A writer’s journal or notebook is a great resource for an essayist. Emerson, one of the great essayists we will be studying, lived in his journal, continually responding to what he read and thought all day, working those responses into lectures and the lectures into essays.
Another great journal writer and essayist, Henry David Thoreau’s, Emerson’s neighbor, wrote this about the journal in his journal:
Associate reverently and as much as you can with your loftiest thoughts. Each thought that is welcomed and recorded is a nest egg, by the side of which more will be laid. Thoughts accidentally thrown together become a frame in which more may be developed and exhibited. Perhaps this is the main value of a habit of writing, of keeping a journal, — that so we remember our best hours and stimulate ourselves. My thoughts are my company. They have a certain individuality and separate existence, aye, personality. Having by chance recorded a few disconnected thoughts and then brought them together into juxtaposition, they suggest a whole new field in which it was possible to labor and to think. Thought begat thought. [Thoreau, Journal, January 22, 1853]
The gist of the journal assignment (and my expectations):
You will be required to keep a journal. You will use this journal to respond to reading before and after classes; you will use the journal in class (so have one available at all times)–for in-class responding and thinking; you should also use the journal, at your own pace, for observing and exploring your possibilities for your own writing–the final project for this course and beyond (other venues and publications).
How much to write? I am looking for a level of engagement that is necessary for deliberate reading of our authors and the essay genre and for deliberate writing in the genre that you are working toward (your final project). So, I suggest an entry (some response) for each assigned reading as well as thoughtful use in class. Going beyond that should only help you better prepare for active participation in class and thoughtful writing.
How to write in it? Mostly up to you. The writing is not supposed to be finished, need not be edited. [the blog postings you will do, which can emerge from your journal, are where you can start to give more attention to the shape of your writing and thought.] I recommend you use as a template for response to reading a “commonplace” structure we will be using in class.
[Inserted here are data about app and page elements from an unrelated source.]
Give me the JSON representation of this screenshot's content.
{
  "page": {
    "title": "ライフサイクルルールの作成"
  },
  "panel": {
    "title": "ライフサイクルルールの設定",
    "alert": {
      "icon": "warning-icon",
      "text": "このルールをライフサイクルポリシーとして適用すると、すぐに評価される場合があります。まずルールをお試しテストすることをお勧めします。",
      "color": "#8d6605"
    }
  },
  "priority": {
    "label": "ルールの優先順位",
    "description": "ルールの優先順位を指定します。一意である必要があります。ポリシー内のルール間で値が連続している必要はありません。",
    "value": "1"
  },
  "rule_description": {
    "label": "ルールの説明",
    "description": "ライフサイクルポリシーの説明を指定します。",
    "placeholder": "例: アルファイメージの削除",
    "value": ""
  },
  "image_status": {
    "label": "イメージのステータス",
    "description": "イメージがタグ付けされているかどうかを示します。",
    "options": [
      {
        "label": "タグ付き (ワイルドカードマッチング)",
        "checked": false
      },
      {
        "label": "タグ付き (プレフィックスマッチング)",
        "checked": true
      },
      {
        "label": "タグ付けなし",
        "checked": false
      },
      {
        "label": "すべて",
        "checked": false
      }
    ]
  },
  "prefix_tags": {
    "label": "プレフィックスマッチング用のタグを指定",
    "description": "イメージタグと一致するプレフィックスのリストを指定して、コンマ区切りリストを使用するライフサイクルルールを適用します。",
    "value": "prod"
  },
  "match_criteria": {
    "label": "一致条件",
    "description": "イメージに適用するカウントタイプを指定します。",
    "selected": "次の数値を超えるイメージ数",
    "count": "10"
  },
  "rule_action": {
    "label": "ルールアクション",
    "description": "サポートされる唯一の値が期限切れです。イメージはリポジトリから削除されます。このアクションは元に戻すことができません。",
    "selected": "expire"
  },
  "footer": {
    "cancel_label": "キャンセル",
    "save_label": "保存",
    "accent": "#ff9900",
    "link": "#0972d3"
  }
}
Commonplace is a journal form in which the writer quotes from what s/he is reading, notes some initial response, for possible later use in an essay. This is the basic form I have in mind for a commonplace entry–something you can adapt and build upon:
Quote a passage (1 or 2 sentences) that provides a good example of the logic or argument in the essay. What do you notice about the way this or other philosophical aspects of the essay works?
Quote a passage (1 or 2 sentences) that provides a good example of the rhetoric in the essay. What do you notice about the way this or other rhetorical aspects of the essay works? Begin to make note of particular rhetorical elements that catch your eye.
Quote a passage (1 or 2 sentences) that provides a good example of the poetics in the essay. What do you notice about the way this or other poetic aspects of the essay works? Begin to make note of particular figures and linguistic elements that catch your eye. Resource to consult: Guide to Grammar and Writing.
I won’t be grading the journal. However, during conferences about your writing, I will expect you to have your journal and you should be prepared to answer this question at any point: What do you have in your journal, how have you been responding to this idea from reading, from class discussion. Also, you will be expected to have it with you in every class for writing and response to discussion.